Thursday, March 26, 2009

Geithner Calls for ‘New Rules of the Game’

by Calculated Risk on 3/26/2009 10:57:00 AM

From Bloomberg: Geithner Calls for ‘New Rules of the Game’ in Finance

... Geithner’s proposals would bring large hedge funds, private-equity firms and derivatives markets under federal supervision for the first time. A new systemic risk regulator would have powers to force companies to boost their capital or curtail borrowing, and officials would get the authority to seize them if they run into trouble.
...
The administration’s regulatory framework would make it mandatory for large hedge funds, private-equity firms and venture-capital funds to register with the Securities and Exchange Commission. The SEC would be able to refer those firms to the systemic regulator, which could order them to raise capital or curtail borrowing.

The strategy also would require derivatives to be traded through central clearinghouses. And it would add new oversight for money-market mutual funds ....

While the Bush administration had proposed that the Federal Reserve take on the authority of a systemic-risk regulator, Geithner didn’t specify which agency should have the job.
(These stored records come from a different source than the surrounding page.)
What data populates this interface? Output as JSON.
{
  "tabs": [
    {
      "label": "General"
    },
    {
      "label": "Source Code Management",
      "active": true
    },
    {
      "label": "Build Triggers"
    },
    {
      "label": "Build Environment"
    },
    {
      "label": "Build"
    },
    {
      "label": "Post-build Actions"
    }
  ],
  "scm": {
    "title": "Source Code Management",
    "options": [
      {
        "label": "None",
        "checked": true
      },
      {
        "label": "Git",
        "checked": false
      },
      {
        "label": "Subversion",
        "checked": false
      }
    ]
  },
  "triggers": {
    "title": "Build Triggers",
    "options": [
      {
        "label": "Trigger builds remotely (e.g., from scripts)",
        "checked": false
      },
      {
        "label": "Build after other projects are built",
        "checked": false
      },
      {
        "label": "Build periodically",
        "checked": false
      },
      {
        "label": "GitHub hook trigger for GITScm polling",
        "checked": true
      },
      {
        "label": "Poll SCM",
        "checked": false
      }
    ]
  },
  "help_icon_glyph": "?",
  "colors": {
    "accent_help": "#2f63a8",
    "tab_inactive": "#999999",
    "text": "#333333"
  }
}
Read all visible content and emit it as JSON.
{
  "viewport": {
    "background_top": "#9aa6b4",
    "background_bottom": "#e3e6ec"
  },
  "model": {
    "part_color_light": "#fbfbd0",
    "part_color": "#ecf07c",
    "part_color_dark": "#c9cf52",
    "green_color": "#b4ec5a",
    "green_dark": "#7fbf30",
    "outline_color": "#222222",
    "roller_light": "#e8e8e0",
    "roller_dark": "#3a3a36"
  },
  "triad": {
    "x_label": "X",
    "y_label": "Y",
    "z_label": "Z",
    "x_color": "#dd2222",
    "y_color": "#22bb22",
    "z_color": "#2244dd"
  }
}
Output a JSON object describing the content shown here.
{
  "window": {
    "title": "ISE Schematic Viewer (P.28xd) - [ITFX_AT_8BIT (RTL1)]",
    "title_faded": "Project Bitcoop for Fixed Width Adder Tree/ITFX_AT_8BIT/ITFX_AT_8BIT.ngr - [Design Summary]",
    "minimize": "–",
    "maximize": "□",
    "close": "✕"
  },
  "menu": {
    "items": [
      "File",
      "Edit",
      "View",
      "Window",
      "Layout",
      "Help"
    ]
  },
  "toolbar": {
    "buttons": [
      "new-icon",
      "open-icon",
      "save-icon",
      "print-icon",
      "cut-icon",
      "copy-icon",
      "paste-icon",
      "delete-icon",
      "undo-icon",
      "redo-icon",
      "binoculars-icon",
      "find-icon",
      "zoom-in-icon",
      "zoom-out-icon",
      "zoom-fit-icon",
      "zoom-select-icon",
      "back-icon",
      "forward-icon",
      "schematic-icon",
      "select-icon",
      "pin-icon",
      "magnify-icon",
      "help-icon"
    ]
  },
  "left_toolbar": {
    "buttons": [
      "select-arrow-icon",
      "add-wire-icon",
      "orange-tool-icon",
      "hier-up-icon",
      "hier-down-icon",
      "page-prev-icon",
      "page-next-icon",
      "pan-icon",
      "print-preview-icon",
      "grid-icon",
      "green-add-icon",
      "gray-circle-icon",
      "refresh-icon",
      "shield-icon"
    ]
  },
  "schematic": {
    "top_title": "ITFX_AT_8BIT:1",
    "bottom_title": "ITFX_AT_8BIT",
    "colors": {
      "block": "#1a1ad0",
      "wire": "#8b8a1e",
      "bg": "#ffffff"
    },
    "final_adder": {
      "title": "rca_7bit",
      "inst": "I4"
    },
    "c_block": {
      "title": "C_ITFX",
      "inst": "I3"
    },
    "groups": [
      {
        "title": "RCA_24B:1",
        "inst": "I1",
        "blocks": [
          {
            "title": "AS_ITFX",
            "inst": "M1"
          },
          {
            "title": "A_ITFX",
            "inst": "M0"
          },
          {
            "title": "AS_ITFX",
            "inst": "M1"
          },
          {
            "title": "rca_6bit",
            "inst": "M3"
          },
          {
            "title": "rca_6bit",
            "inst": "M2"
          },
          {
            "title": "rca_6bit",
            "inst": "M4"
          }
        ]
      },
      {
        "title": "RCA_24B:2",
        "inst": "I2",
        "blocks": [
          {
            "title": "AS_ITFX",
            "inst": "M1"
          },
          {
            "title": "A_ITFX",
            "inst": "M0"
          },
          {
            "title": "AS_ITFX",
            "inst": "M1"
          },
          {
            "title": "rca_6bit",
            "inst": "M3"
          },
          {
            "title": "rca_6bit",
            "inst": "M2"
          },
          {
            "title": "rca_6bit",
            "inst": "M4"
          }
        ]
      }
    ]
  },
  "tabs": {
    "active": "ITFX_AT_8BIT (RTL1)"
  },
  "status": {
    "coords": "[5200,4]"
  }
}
Bernanke has also called for such a regulator, and said the central bank should have some role.
Imagine if the Federal Reserve had been the "systemic-risk regulator" during the bubble.

According to Greenspan in 2005 "we don't perceive that there is a national bubble", just "a little froth", and even in March 2007 Bernanke said "the impact on the broader economy and financial markets of the problems in the subprime market seems likely to be contained".

How would a systemic-risk regulator help if they miss the problem?

I'm not opposing this idea - I don't see how it could hurt - and I think having the FDIC, OTS, Fed, state agencies, and others all providing risk oversight is unworkable.